Given data Block Start

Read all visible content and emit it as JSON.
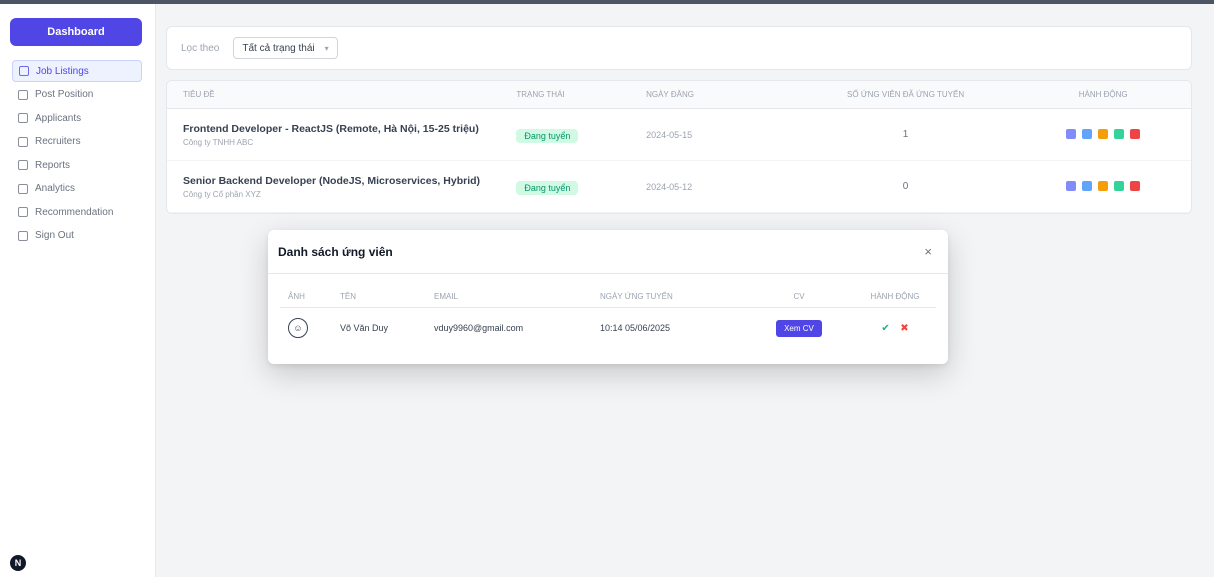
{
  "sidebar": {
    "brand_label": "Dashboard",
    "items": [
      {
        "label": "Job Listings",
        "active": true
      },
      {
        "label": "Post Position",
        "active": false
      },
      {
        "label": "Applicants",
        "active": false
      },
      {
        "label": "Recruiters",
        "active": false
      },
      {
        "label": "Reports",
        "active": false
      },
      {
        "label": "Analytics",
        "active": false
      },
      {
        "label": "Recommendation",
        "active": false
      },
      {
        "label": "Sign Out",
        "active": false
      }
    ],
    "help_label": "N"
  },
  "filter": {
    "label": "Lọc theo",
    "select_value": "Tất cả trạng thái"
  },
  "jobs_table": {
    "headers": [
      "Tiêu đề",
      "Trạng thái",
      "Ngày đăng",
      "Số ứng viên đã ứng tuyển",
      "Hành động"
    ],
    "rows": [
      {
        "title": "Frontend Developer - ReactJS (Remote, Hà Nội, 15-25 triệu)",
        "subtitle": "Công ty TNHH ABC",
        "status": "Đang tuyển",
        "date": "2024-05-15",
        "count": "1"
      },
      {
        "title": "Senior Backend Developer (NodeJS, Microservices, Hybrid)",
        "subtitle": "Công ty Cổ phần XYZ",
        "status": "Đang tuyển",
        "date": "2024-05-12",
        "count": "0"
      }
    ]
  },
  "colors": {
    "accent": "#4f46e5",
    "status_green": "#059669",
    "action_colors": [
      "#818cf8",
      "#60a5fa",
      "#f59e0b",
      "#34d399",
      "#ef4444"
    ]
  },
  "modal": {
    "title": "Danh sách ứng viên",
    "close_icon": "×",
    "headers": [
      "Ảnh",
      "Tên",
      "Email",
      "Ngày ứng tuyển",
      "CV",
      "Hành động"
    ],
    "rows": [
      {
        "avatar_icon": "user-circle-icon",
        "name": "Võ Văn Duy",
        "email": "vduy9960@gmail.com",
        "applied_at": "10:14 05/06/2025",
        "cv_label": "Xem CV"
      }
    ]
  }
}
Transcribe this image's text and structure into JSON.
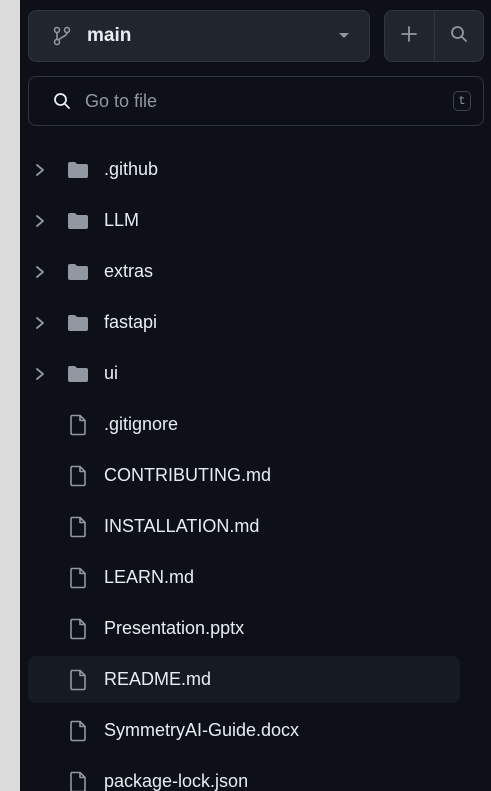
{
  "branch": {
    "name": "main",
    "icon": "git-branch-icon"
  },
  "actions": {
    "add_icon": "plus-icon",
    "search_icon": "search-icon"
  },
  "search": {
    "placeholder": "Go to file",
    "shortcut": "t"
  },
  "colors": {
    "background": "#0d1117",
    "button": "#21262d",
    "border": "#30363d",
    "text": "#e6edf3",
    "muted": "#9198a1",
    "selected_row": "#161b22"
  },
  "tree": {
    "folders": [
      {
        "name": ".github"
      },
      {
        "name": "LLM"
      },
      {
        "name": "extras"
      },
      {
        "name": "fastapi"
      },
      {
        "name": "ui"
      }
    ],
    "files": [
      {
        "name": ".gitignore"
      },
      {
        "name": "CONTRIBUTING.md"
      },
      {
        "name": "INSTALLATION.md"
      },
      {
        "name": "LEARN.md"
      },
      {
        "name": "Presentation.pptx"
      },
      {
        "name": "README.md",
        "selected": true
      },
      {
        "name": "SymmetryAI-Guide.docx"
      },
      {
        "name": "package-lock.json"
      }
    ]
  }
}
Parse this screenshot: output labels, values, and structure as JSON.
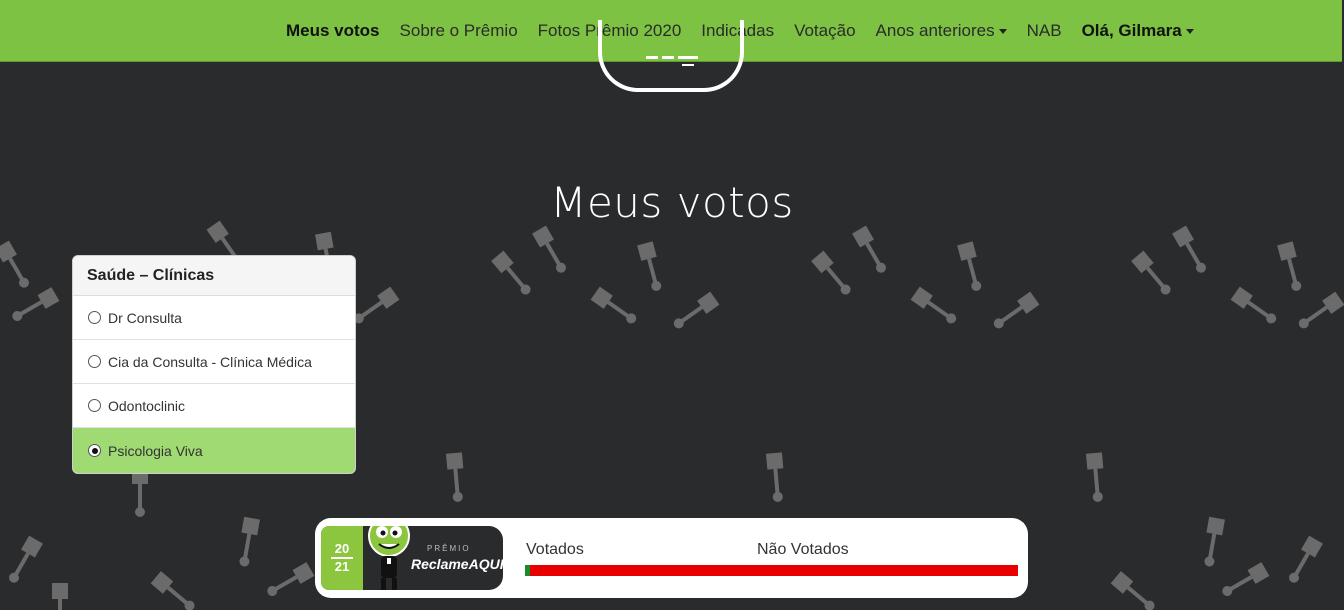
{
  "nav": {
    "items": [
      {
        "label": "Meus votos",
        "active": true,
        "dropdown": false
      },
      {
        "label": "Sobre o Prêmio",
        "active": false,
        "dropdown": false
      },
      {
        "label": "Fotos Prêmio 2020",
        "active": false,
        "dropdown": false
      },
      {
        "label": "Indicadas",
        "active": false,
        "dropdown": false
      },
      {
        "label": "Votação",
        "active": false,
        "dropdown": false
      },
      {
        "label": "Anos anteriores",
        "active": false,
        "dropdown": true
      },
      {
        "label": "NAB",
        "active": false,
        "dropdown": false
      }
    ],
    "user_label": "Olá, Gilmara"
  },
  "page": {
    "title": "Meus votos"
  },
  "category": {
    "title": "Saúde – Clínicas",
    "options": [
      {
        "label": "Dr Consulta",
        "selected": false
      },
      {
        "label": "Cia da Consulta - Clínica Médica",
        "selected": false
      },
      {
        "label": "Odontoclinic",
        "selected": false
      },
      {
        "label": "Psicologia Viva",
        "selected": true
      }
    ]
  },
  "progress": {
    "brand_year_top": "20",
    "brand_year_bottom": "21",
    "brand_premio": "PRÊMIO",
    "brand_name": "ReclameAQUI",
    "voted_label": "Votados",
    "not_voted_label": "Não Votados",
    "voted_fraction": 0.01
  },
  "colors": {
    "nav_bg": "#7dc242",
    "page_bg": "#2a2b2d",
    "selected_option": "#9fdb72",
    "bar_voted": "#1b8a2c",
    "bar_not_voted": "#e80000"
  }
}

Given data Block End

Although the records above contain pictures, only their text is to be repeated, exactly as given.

Read all visible content and emit it as JSON.
{
  "sidebar": {
    "brand_label": "Dashboard",
    "items": [
      {
        "label": "Job Listings",
        "active": true
      },
      {
        "label": "Post Position",
        "active": false
      },
      {
        "label": "Applicants",
        "active": false
      },
      {
        "label": "Recruiters",
        "active": false
      },
      {
        "label": "Reports",
        "active": false
      },
      {
        "label": "Analytics",
        "active": false
      },
      {
        "label": "Recommendation",
        "active": false
      },
      {
        "label": "Sign Out",
        "active": false
      }
    ],
    "help_label": "N"
  },
  "filter": {
    "label": "Lọc theo",
    "select_value": "Tất cả trạng thái"
  },
  "jobs_table": {
    "headers": [
      "Tiêu đề",
      "Trạng thái",
      "Ngày đăng",
      "Số ứng viên đã ứng tuyển",
      "Hành động"
    ],
    "rows": [
      {
        "title": "Frontend Developer - ReactJS (Remote, Hà Nội, 15-25 triệu)",
        "subtitle": "Công ty TNHH ABC",
        "status": "Đang tuyển",
        "date": "2024-05-15",
        "count": "1"
      },
      {
        "title": "Senior Backend Developer (NodeJS, Microservices, Hybrid)",
        "subtitle": "Công ty Cổ phần XYZ",
        "status": "Đang tuyển",
        "date": "2024-05-12",
        "count": "0"
      }
    ]
  },
  "colors": {
    "accent": "#4f46e5",
    "status_green": "#059669",
    "action_colors": [
      "#818cf8",
      "#60a5fa",
      "#f59e0b",
      "#34d399",
      "#ef4444"
    ]
  },
  "modal": {
    "title": "Danh sách ứng viên",
    "close_icon": "×",
    "headers": [
      "Ảnh",
      "Tên",
      "Email",
      "Ngày ứng tuyển",
      "CV",
      "Hành động"
    ],
    "rows": [
      {
        "avatar_icon": "user-circle-icon",
        "name": "Võ Văn Duy",
        "email": "vduy9960@gmail.com",
        "applied_at": "10:14 05/06/2025",
        "cv_label": "Xem CV"
      }
    ]
  }
}
Transcribe this image's text and structure into JSON.
{
  "branch": {
    "name": "main",
    "icon": "git-branch-icon"
  },
  "actions": {
    "add_icon": "plus-icon",
    "search_icon": "search-icon"
  },
  "search": {
    "placeholder": "Go to file",
    "shortcut": "t"
  },
  "colors": {
    "background": "#0d1117",
    "button": "#21262d",
    "border": "#30363d",
    "text": "#e6edf3",
    "muted": "#9198a1",
    "selected_row": "#161b22"
  },
  "tree": {
    "folders": [
      {
        "name": ".github"
      },
      {
        "name": "LLM"
      },
      {
        "name": "extras"
      },
      {
        "name": "fastapi"
      },
      {
        "name": "ui"
      }
    ],
    "files": [
      {
        "name": ".gitignore"
      },
      {
        "name": "CONTRIBUTING.md"
      },
      {
        "name": "INSTALLATION.md"
      },
      {
        "name": "LEARN.md"
      },
      {
        "name": "Presentation.pptx"
      },
      {
        "name": "README.md",
        "selected": true
      },
      {
        "name": "SymmetryAI-Guide.docx"
      },
      {
        "name": "package-lock.json"
      }
    ]
  }
}
Parse this screenshot: output labels, values, and structure as JSON.
{
  "nav": {
    "items": [
      {
        "label": "Meus votos",
        "active": true,
        "dropdown": false
      },
      {
        "label": "Sobre o Prêmio",
        "active": false,
        "dropdown": false
      },
      {
        "label": "Fotos Prêmio 2020",
        "active": false,
        "dropdown": false
      },
      {
        "label": "Indicadas",
        "active": false,
        "dropdown": false
      },
      {
        "label": "Votação",
        "active": false,
        "dropdown": false
      },
      {
        "label": "Anos anteriores",
        "active": false,
        "dropdown": true
      },
      {
        "label": "NAB",
        "active": false,
        "dropdown": false
      }
    ],
    "user_label": "Olá, Gilmara"
  },
  "page": {
    "title": "Meus votos"
  },
  "category": {
    "title": "Saúde – Clínicas",
    "options": [
      {
        "label": "Dr Consulta",
        "selected": false
      },
      {
        "label": "Cia da Consulta - Clínica Médica",
        "selected": false
      },
      {
        "label": "Odontoclinic",
        "selected": false
      },
      {
        "label": "Psicologia Viva",
        "selected": true
      }
    ]
  },
  "progress": {
    "brand_year_top": "20",
    "brand_year_bottom": "21",
    "brand_premio": "PRÊMIO",
    "brand_name": "ReclameAQUI",
    "voted_label": "Votados",
    "not_voted_label": "Não Votados",
    "voted_fraction": 0.01
  },
  "colors": {
    "nav_bg": "#7dc242",
    "page_bg": "#2a2b2d",
    "selected_option": "#9fdb72",
    "bar_voted": "#1b8a2c",
    "bar_not_voted": "#e80000"
  }
}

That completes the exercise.